Eighteen of the families of miners who died in the explosion have already settled their injury compensation cases for wrongful death, but many more remain outstanding – including nine claims for emotional distress made by mine employees who survived the explosion.

Rate Swap Mis-Selling Compensation Scheme Introduced by Financial Services Authority

Posted on: July 2nd, 2012

A rate swap mis-selling compensation scheme has been introduced by the Financial Services Authority (FSA) in an agreement with the four banks who recently admitted to mis-selling Interest Rate Swap Agreements (IRSA) to thousands of small and medium sized businesses.

Lloyds, Barclays, HSBC and the Royal Bank of Scotland have acknowledged that, between them, up to 28,000 policies were mis-sold to small and medium size businesses in the UK as an insurance against interest rates increasing on finance the businesses had taken out with the loan providers.
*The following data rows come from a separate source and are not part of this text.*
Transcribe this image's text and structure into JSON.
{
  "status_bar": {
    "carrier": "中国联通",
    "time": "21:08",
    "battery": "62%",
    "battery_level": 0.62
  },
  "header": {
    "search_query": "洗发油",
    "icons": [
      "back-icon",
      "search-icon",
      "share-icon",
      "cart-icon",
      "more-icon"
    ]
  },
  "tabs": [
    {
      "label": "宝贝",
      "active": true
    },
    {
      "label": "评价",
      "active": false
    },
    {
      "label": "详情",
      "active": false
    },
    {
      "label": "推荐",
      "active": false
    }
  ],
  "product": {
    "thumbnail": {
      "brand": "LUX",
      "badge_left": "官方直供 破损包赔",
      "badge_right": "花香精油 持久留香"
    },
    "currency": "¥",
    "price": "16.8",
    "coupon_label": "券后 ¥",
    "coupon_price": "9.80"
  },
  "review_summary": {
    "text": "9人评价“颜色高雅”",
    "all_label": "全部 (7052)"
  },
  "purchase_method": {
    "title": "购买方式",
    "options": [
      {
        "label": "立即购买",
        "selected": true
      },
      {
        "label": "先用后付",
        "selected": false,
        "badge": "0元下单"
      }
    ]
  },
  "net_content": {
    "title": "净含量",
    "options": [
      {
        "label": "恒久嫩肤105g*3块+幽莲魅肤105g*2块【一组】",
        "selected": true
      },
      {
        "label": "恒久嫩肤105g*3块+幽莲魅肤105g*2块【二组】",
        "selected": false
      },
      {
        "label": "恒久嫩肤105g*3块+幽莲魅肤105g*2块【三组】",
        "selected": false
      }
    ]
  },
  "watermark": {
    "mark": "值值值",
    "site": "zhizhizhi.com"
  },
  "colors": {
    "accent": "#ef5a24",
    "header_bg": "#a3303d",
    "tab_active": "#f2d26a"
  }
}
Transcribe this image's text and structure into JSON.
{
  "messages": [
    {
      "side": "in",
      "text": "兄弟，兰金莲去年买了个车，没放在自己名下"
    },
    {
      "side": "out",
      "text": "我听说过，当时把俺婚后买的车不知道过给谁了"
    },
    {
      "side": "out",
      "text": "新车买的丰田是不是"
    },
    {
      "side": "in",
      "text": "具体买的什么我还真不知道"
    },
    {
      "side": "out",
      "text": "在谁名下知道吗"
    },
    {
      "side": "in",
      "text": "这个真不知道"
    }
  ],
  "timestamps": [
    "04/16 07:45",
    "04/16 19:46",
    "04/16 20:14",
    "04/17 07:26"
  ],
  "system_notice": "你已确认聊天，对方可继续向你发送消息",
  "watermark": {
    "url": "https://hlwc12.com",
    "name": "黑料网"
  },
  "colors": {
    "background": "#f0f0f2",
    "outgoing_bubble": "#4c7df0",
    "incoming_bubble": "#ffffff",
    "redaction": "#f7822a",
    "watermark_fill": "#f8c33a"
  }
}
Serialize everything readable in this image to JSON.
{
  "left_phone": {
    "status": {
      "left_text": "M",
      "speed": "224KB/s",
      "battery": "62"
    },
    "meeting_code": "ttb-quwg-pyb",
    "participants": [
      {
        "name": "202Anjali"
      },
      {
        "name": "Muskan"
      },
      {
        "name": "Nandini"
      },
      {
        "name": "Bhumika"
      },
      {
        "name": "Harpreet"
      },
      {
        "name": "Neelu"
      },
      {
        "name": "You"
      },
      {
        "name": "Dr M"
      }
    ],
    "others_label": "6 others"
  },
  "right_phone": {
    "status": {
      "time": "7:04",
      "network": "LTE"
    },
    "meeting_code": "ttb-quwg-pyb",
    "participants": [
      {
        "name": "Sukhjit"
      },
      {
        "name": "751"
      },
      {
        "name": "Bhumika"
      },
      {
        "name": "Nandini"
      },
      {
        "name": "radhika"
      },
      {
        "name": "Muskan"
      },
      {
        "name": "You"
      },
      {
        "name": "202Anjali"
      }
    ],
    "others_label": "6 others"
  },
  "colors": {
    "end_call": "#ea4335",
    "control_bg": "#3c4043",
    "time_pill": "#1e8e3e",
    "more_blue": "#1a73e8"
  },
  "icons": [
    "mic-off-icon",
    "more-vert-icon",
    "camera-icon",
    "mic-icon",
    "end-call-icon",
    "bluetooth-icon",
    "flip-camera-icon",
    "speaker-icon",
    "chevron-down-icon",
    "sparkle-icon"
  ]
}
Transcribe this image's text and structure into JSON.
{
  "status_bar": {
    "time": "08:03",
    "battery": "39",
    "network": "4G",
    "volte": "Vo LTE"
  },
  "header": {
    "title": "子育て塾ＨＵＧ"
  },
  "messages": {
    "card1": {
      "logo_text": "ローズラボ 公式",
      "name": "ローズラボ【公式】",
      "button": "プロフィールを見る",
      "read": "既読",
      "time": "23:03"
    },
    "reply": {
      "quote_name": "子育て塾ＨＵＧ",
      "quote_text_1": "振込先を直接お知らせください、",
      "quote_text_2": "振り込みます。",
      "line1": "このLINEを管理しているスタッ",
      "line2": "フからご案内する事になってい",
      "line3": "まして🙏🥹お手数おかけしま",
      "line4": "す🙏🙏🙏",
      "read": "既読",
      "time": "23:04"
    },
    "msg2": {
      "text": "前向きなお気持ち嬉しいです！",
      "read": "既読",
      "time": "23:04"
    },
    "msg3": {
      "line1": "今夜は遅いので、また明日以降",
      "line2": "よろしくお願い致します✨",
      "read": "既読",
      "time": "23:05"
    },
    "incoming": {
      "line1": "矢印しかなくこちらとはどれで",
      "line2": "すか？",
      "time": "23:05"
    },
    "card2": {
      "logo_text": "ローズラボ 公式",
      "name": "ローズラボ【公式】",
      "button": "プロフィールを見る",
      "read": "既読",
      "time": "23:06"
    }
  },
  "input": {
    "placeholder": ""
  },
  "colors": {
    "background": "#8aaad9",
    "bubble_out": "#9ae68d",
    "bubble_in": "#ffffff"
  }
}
The FSA discovered that many of these policies were mis-sold due to customers not having the terms and conditions explained to them, not being advised that substantial exits costs were involved if the business wanted to withdraw from the agreement or that the rate swap agreements were sold as a condition of a loan being granted or extended.

In some cases of mis-selling, it was found that some IRSAs were for longer terms and higher amounts than the finance that was being provided and that clauses were written into contracts which allowed the banks to withdraw from the insurance policy if they suffered financially, but the same courtesy was not extended to the business.

The rate swap mis-selling compensation scheme will be funded by the banks, who have been told to conduct a “redress exercise and past business review” and contact any business that may be entitled to compensation for the mis-selling of an IRSA.

The total amount of compensation businesses may be entitled to claim because of the banks´ illegal practices could exceed 6 billion pounds, and banks have been instructed not to continue selling IRSAs or foreclose on affected businesses in anything other than “exceptional circumstances”.